Some U.S. lawmakers and manufacturers claim China keeps the value of its currency, the yuan, artificially low, giving it an unfair advantage by making Chinese goods cheaper abroad. Still, today's data showed exports to China were a record.
China's currency has gained less than 0.5 percent versus the dollar since the government revalued it by 2.1 percent on July 21 and said it would allow the yuan to fluctuate against a basket of currencies. The Bush administration said it expects more.
``We are pleased with their commitment to move to greater flexibility. We haven't seen as much movement as we should have seen,'' Snow said after a speech in Washington on Dec. 8. ``I trust that we will. It is important that we see that happen.''
China's currency exchange rate was ``properly adjusted'' this year and takes into account effects on the country's neighbors and the world, Premier Wen Jiabao said at a regional meeting in Malaysia this week.
China's trade surplus narrowed in November as exports rose at the slowest pace in more than three years, the Beijing-based commerce ministry said last week. The smaller surplus is unlikely to ease U.S. pressure on China to allow its currency to appreciate, economists said.
U.S. exports increased in October on more shipments of aircraft. Boeing, the second-biggest commercial aircraft maker, said shipments to foreign customers jumped to 13 in October from 2 in September. The Chicago-based company reached an agreement in late September with its striking machinists union.
Huntsman Corp., the fourth-biggest U.S. chemical maker, said on Oct. 10 that it resumed production at plants in Louisiana and Texas that had been closed before Hurricane Rita. Chemical exports increased in October, today's data showed.
The outlook for all exports is improving as economies abroad gain momentum, economists said.
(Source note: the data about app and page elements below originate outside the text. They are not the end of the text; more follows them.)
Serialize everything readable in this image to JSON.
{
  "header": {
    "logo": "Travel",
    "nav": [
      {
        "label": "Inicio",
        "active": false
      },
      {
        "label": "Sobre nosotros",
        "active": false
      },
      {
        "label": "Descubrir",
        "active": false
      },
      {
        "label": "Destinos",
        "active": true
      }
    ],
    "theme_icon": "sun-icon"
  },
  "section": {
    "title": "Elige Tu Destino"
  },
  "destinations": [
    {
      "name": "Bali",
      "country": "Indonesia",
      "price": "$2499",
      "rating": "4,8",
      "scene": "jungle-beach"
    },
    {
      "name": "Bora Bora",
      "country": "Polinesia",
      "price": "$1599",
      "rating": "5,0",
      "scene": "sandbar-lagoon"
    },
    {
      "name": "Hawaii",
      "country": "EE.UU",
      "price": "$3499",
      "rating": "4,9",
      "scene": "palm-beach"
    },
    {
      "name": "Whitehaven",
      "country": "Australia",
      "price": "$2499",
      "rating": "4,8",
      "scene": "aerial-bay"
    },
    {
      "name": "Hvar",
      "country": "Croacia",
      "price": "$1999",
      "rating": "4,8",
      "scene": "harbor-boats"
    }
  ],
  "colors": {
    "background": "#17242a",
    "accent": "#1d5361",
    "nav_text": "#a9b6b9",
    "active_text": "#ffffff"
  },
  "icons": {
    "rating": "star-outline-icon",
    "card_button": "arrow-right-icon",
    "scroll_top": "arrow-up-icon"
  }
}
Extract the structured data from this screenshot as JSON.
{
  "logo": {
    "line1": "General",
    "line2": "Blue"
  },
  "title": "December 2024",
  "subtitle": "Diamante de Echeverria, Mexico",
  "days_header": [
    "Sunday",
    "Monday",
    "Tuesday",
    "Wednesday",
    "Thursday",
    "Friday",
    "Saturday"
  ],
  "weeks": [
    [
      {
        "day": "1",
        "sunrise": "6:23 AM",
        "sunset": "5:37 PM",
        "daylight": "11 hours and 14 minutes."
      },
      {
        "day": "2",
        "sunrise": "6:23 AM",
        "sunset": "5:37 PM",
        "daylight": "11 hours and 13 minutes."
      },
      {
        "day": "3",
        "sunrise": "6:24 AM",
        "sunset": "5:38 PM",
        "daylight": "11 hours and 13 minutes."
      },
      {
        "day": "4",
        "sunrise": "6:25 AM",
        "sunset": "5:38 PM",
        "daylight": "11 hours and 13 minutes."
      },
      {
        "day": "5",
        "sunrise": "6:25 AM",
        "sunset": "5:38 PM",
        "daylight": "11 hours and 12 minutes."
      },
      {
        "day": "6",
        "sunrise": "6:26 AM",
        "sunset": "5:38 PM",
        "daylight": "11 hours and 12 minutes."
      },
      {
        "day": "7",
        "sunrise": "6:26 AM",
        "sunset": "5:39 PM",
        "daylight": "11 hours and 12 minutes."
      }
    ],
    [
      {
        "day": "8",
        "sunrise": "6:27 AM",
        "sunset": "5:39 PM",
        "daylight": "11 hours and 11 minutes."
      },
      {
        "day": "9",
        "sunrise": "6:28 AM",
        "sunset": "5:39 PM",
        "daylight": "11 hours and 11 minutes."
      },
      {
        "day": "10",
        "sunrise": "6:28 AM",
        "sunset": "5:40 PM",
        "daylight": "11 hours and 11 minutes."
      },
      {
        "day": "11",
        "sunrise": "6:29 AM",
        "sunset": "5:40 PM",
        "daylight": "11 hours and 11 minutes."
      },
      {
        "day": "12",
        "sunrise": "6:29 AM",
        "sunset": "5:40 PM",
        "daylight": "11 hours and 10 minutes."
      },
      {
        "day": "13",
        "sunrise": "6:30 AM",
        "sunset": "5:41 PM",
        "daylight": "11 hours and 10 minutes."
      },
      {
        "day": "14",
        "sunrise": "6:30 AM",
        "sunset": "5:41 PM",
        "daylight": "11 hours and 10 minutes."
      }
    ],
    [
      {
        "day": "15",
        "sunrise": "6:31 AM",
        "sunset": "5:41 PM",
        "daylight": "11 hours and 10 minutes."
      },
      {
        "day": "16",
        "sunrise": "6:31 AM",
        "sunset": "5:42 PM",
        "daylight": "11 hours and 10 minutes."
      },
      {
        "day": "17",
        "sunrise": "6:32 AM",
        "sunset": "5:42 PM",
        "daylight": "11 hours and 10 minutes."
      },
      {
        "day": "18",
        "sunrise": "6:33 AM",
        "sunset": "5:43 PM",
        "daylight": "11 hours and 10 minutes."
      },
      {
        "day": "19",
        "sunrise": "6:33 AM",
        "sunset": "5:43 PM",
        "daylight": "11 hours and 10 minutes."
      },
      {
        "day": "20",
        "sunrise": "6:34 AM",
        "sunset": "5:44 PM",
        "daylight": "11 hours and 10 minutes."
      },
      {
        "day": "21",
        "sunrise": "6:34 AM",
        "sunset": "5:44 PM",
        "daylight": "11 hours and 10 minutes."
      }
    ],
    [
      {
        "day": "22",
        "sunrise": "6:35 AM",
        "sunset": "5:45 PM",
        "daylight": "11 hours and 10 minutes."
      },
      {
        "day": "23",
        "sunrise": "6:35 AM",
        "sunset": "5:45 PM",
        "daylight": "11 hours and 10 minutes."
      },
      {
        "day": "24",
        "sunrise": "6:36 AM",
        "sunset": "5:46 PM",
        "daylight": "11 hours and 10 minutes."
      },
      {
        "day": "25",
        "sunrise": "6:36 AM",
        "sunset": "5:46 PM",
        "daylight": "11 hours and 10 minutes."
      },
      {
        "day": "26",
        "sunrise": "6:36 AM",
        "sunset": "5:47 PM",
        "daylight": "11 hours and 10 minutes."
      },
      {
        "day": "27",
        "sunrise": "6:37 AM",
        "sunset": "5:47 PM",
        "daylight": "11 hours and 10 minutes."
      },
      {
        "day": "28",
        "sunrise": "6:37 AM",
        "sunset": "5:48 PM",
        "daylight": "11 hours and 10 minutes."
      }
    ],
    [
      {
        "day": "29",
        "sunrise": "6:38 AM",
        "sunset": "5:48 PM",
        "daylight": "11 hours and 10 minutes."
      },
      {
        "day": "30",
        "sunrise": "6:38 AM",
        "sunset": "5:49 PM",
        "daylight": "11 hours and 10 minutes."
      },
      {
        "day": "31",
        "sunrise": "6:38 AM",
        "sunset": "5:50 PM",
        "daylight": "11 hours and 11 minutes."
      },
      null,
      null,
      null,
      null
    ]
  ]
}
Japan's Nikkei 225 Stock Average surged to its highest in more than five years this week as companies such as Matsushita Electric Industrial Co. and Toyota Motor Co. unveil expansion plans to meet rising demand at home and overseas.
Investor confidence in Germany, Europe's biggest economy, rose the most in more than 12 years amid signs export-led growth is encouraging companies to invest more at home.
General Electric Co., the world's biggest maker of turbines for power plants, won a contract to supply Nigeria with 18 turbines, equipment and services for five electricity-generating plants. The turbines will be made at GE Energy's plant in Greenville, South Carolina, and be delivered from June to September 2006.
The U.S. trade deficit averaged $61 billion in the third quarter and subtracted 0.25 percentage point from gross domestic product. Adjusted for inflation, the U.S. deficit widened to $60.6 billion in October from $58.9 billion, today's figures showed.
Because the U.S. imports about 50 percent more goods and services than it sells abroad, exports have to grow about twice as fast just to stabilize the trade deficit, economists said.
The U.S. economy will probably expand 3.5 percent this year, compared with 2 percent for Japan and 1.3 percent for the countries that use the euro as their currency, according to last month's Blue Chip Economic Indicators median forecast.
By region, the Commerce Department reported that the trade deficit with Japan widened to $7.4 billion from $6.4 billion. The deficit with the Organization of Petroleum Exporting Countries grew to a record $9.4 billion.
Elsewhere, the deficit with Canada, the largest U.S. trading partner, widened to $8.1 billion. The gap with Mexico increased to $4.8 billion. The deficit with the European Union widened to a record $12.1 billion from $10.1 billion.
To contact the reporters on this story:
Joe Richter in Washington Jrichter1@bloomberg.net